Who are your political heroes? > How about starting with Mount Rushmore? Add in Roger Williams, and hold off on the 20th century for now. Too much medieval studies, too little modern. Sorry.
What is your favourite piece of political wisdom? > 'Don't kick a man when he's down. He may get up again.'
What do you consider to be the main threat to the future peace and security of the world? > A combination of denial and impatience. The developed world has a hard time taking apocalyptic fantasies seriously, and cannot seem to undertake any long-term initiative without lapsing into premature defeatism.
Do you think the world (human civilization) has already passed its best point, or is that yet to come? > Assuming we survive, our best is surely yet to come.
What would be your most important piece of advice about life? > You probably aren't going to lie on your deathbed thinking, 'I wish I had spent more time at work.'
Do you think you could ever be married to, or in a long-term relationship with, someone with radically different political views from your own? > Yes, but the deciding issue would be whether those views reflect a fundamentally incompatible personal philosophy.
What do you consider the most important personal quality? > Responsibility.
What personal fault do you most dislike? > Duplicity.
What is your favourite proverb? > At the moment, Benjamin Franklin's 'Three may keep a Secret, if two of them are dead.'
What commonly enjoyed activities do you regard as a waste of time? > Gambling.
What, if anything, do you worry about? > Keeping all the balls in the air.
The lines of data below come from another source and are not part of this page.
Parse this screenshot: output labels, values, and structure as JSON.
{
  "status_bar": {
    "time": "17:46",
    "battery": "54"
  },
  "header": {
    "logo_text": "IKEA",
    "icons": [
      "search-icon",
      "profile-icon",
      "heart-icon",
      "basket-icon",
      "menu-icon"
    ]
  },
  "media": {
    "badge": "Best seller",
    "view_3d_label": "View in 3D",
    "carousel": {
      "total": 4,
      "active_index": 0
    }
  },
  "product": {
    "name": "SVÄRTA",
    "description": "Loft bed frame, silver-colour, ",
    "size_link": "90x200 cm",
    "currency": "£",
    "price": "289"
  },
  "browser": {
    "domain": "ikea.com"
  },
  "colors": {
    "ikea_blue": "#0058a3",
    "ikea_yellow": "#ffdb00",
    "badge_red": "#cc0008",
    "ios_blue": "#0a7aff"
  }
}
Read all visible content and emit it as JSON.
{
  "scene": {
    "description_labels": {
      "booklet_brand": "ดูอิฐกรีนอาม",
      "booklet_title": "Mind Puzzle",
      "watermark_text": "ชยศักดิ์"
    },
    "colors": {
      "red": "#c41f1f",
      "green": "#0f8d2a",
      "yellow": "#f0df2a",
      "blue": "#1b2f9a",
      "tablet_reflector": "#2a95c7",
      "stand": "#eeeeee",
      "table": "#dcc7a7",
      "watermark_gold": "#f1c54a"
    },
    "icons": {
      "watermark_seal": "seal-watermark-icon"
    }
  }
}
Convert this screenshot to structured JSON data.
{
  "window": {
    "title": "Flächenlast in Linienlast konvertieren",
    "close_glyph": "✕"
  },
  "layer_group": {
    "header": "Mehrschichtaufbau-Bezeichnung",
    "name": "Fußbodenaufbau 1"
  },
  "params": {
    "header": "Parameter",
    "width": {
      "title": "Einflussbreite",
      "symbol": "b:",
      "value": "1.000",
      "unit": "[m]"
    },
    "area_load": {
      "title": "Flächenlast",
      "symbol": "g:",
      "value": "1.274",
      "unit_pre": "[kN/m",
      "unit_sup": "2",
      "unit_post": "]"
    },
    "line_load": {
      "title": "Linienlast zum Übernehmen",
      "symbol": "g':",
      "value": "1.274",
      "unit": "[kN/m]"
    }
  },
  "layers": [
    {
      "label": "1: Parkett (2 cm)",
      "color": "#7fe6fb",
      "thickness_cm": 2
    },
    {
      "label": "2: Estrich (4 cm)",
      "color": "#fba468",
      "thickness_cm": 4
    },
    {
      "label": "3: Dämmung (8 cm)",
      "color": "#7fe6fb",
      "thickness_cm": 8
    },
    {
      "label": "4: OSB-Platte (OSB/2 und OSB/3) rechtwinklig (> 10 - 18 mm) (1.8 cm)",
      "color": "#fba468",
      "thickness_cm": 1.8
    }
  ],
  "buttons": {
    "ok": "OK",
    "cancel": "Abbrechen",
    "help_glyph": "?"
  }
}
I'm generally too busy to think about much beyond the next few days, which sharply curtails the opportunity for serious worry.
If you were to relive your life to this point, is there anything you'd do differently? > Of course. But you don't get to live your life in hindsight.
Where would you most like to live (other than where you do)? > A few blocks over and atop the crest of the hill, for the view. Though I quite like my neighbours here.
What would your ideal holiday be? > In summer, cruising the Mediterranean off the Turkish coast. In winter, skiing (and eating) in the Italian Alps.
What do you like doing in your spare time? > Getting out and active. Without regular physical exercise I'm not a very happy person.
What talent would you most like to have? > I'm not bad with languages, but I'd love to be a true natural polyglot.
What would be your ideal choice of alternative profession or job? > Philanthropist. What could be better than sitting on a pile of money and giving it away?
Which teams do you support? > I like sports, but I've never felt a connection to any particular team. Put it down to rootlessness, if you will, or to an aversion to group vs individual identification.
If you could have one (more or less realistic) wish come true, what would you wish for? > To live, compos mentis, until human life extension becomes a reality.
How, if at all, would you change your life were you suddenly to win or inherit an enormously large sum of money? > I would get a lot more sleep.
If you could have any three guests, past or present, to dinner who would they be? > My paternal grandparents, whom I never met, and my maternal grandfather, who died before I turned two.
[The normblog profile is a weekly Friday morning feature. A list of all the profiles to date, and the links to them, can be found here.]